Problem details: Read the entries below and pull out each line with the string "Email".

Items listed in a dataset:
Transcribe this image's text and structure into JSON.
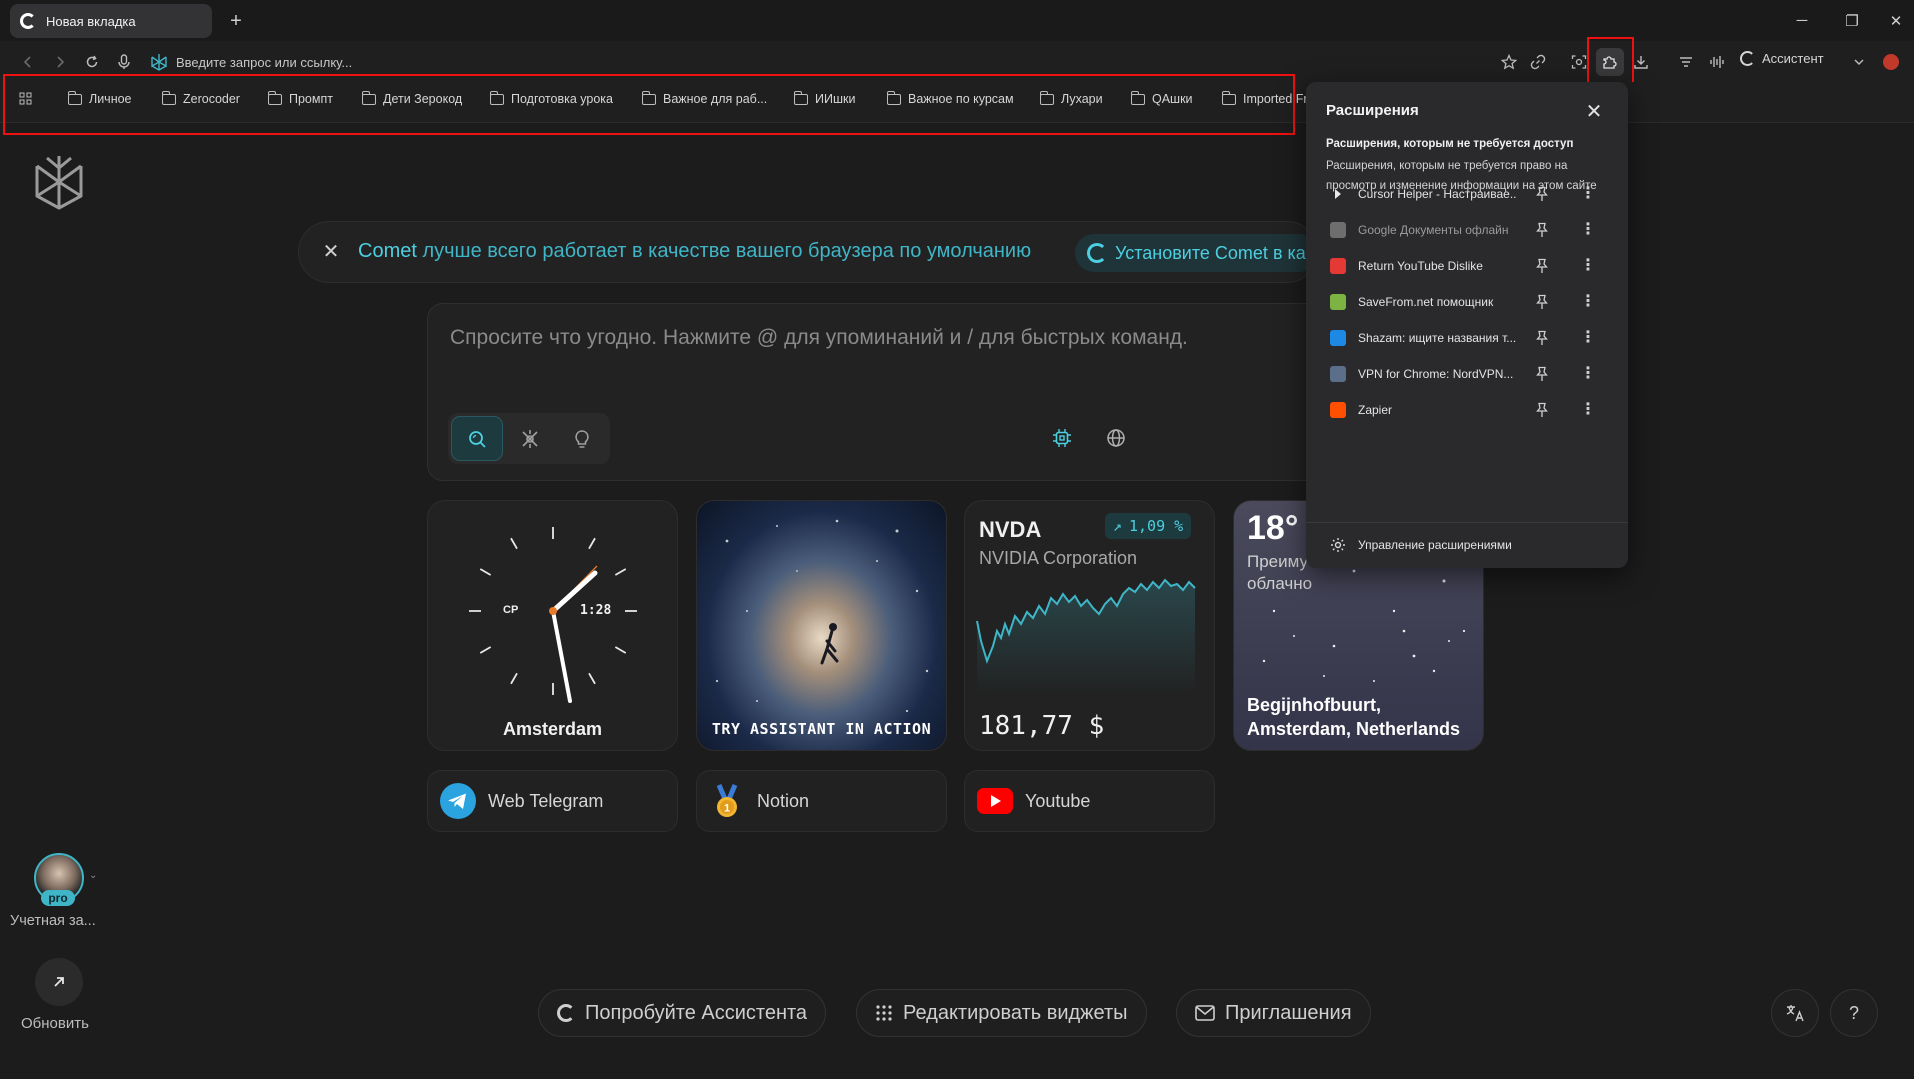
{
  "tab": {
    "title": "Новая вкладка"
  },
  "toolbar": {
    "address_placeholder": "Введите запрос или ссылку...",
    "assistant_label": "Ассистент"
  },
  "bookmarks": [
    "Личное",
    "Zerocoder",
    "Промпт",
    "Дети Зерокод",
    "Подготовка урока",
    "Важное для раб...",
    "ИИшки",
    "Важное по курсам",
    "Лухари",
    "QАшки",
    "Imported Fr"
  ],
  "banner": {
    "brand": "Comet",
    "text": "лучше всего работает в качестве вашего браузера по умолчанию",
    "cta_prefix": "Установите",
    "cta_brand": "Comet",
    "cta_suffix": "в ка"
  },
  "search": {
    "placeholder": "Спросите что угодно. Нажмите @ для упоминаний и / для быстрых команд."
  },
  "widgets": {
    "clock": {
      "day": "СР",
      "time": "1:28",
      "city": "Amsterdam"
    },
    "assistant": {
      "caption": "TRY ASSISTANT IN ACTION"
    },
    "stock": {
      "ticker": "NVDA",
      "name": "NVIDIA Corporation",
      "change": "1,09 %",
      "price": "181,77 $",
      "accent": "#3fb6c8"
    },
    "weather": {
      "temp": "18°",
      "desc": "Преиму облачно",
      "location": "Begijnhofbuurt, Amsterdam, Netherlands"
    }
  },
  "shortcuts": [
    {
      "label": "Web Telegram",
      "icon": "telegram-icon"
    },
    {
      "label": "Notion",
      "icon": "medal-icon"
    },
    {
      "label": "Youtube",
      "icon": "youtube-icon"
    }
  ],
  "sidebar": {
    "account_label": "Учетная за...",
    "pro_badge": "pro",
    "update_label": "Обновить"
  },
  "footer": {
    "try_assistant": "Попробуйте Ассистента",
    "edit_widgets": "Редактировать виджеты",
    "invites": "Приглашения"
  },
  "extensions": {
    "title": "Расширения",
    "subtitle": "Расширения, которым не требуется доступ",
    "description": "Расширения, которым не требуется право на просмотр и изменение информации на этом сайте",
    "items": [
      {
        "name": "Cursor Helper - Настраивае...",
        "color": "#1e1e1e"
      },
      {
        "name": "Google Документы офлайн",
        "color": "#6e6e6e"
      },
      {
        "name": "Return YouTube Dislike",
        "color": "#e53935"
      },
      {
        "name": "SaveFrom.net помощник",
        "color": "#7cb342"
      },
      {
        "name": "Shazam: ищите названия т...",
        "color": "#1e88e5"
      },
      {
        "name": "VPN for Chrome: NordVPN...",
        "color": "#5c6f8a"
      },
      {
        "name": "Zapier",
        "color": "#ff4f00"
      }
    ],
    "manage_label": "Управление расширениями"
  }
}
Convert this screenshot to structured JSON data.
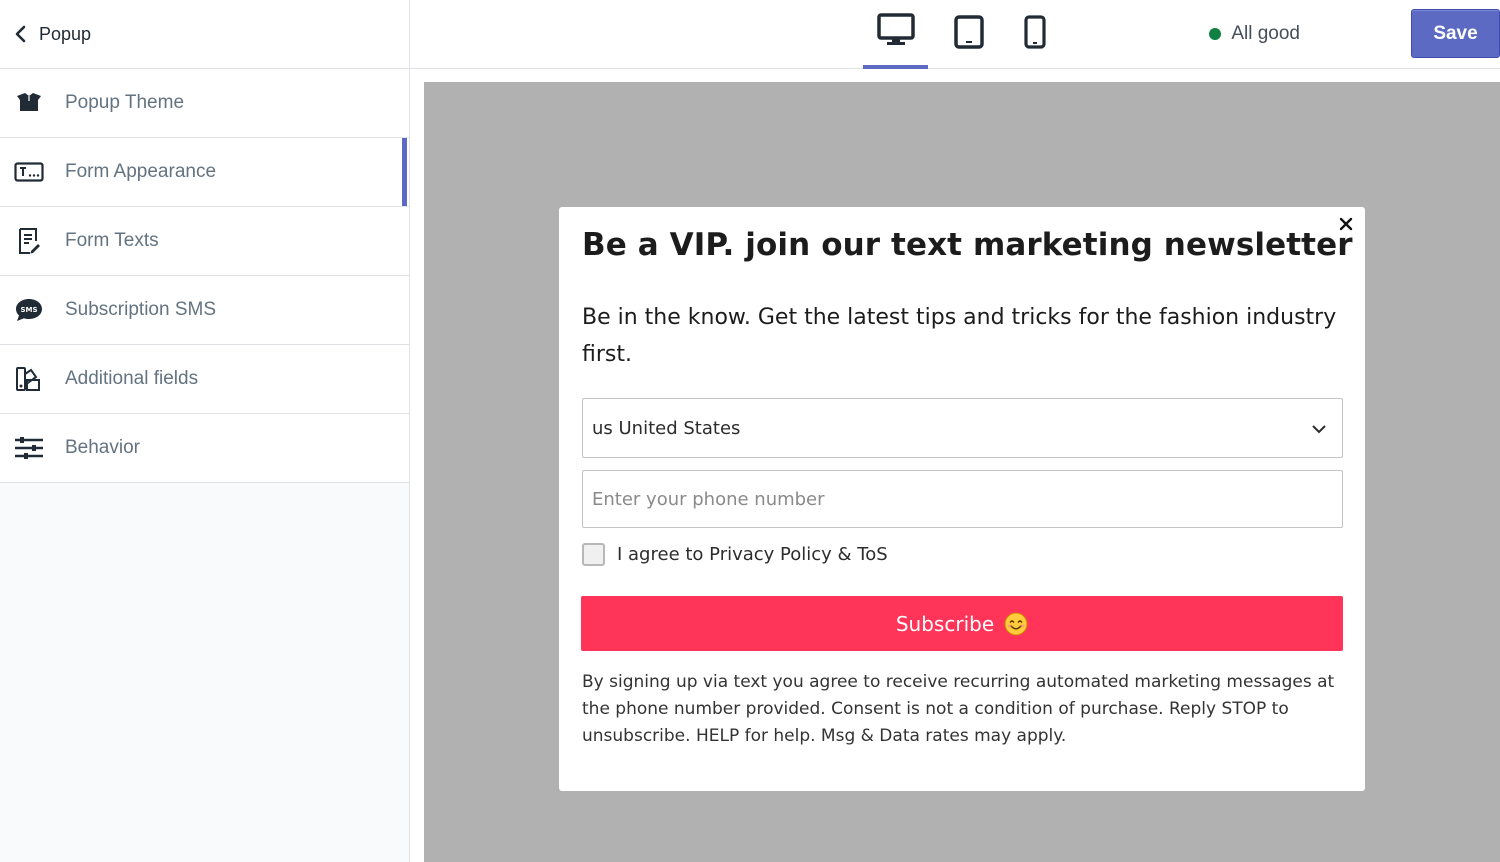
{
  "sidebar": {
    "back_label": "Popup",
    "items": [
      {
        "label": "Popup Theme",
        "icon": "box-icon",
        "active": false
      },
      {
        "label": "Form Appearance",
        "icon": "text-field-icon",
        "active": true
      },
      {
        "label": "Form Texts",
        "icon": "document-edit-icon",
        "active": false
      },
      {
        "label": "Subscription SMS",
        "icon": "sms-bubble-icon",
        "active": false
      },
      {
        "label": "Additional fields",
        "icon": "shapes-icon",
        "active": false
      },
      {
        "label": "Behavior",
        "icon": "sliders-icon",
        "active": false
      }
    ]
  },
  "topbar": {
    "devices": [
      {
        "name": "desktop",
        "icon": "desktop-icon",
        "active": true
      },
      {
        "name": "tablet",
        "icon": "tablet-icon",
        "active": false
      },
      {
        "name": "mobile",
        "icon": "mobile-icon",
        "active": false
      }
    ],
    "status_text": "All good",
    "status_color": "#108043",
    "save_label": "Save"
  },
  "popup": {
    "title": "Be a VIP. join our text marketing newsletter",
    "subtitle": "Be in the know. Get the latest tips and tricks for the fashion industry first.",
    "country_selected": "us United States",
    "phone_placeholder": "Enter your phone number",
    "agree_label": "I agree to Privacy Policy & ToS",
    "subscribe_label": "Subscribe",
    "subscribe_emoji": "smiling-face-icon",
    "disclaimer": "By signing up via text you agree to receive recurring automated marketing messages at the phone number provided. Consent is not a condition of purchase. Reply STOP to unsubscribe. HELP for help. Msg & Data rates may apply."
  },
  "colors": {
    "accent": "#5c6ac4",
    "subscribe": "#ff3458",
    "preview_bg": "#b1b1b1"
  }
}
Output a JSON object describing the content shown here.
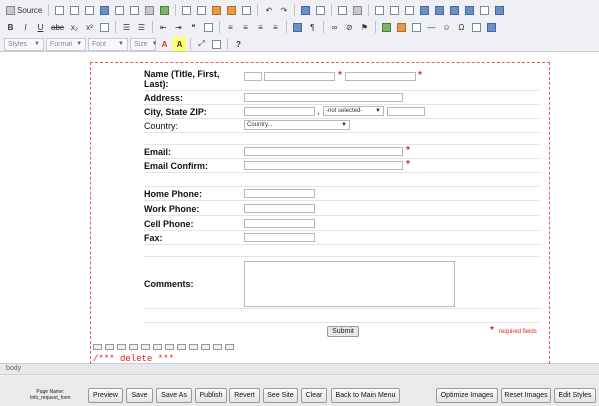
{
  "toolbar": {
    "source_label": "Source",
    "styles_combo": "Styles",
    "format_combo": "Format",
    "font_combo": "Font",
    "size_combo": "Size",
    "help_label": "?"
  },
  "form": {
    "name_label": "Name (Title, First, Last):",
    "address_label": "Address:",
    "city_label": "City, State ZIP:",
    "city_comma": ",",
    "state_select": "-not selected-",
    "country_label": "Country:",
    "country_select": "Country...",
    "email_label": "Email:",
    "email_confirm_label": "Email Confirm:",
    "home_phone_label": "Home Phone:",
    "work_phone_label": "Work Phone:",
    "cell_phone_label": "Cell Phone:",
    "fax_label": "Fax:",
    "comments_label": "Comments:",
    "submit_label": "Submit",
    "required_star": "*",
    "required_note": "required fields"
  },
  "editor": {
    "delete_text": "/*** delete ***"
  },
  "status_bar": {
    "path": "body"
  },
  "bottom": {
    "page_name_label": "Page Name:",
    "page_name_value": "Info_request_form",
    "buttons": [
      "Preview",
      "Save",
      "Save As",
      "Publish",
      "Revert",
      "See Site",
      "Clear",
      "Back to Main Menu",
      "Optimize Images",
      "Reset Images",
      "Edit Styles"
    ]
  }
}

Response to this task:
    "email_label": "Email:",
    "email_confirm_label": "Email Confirm:",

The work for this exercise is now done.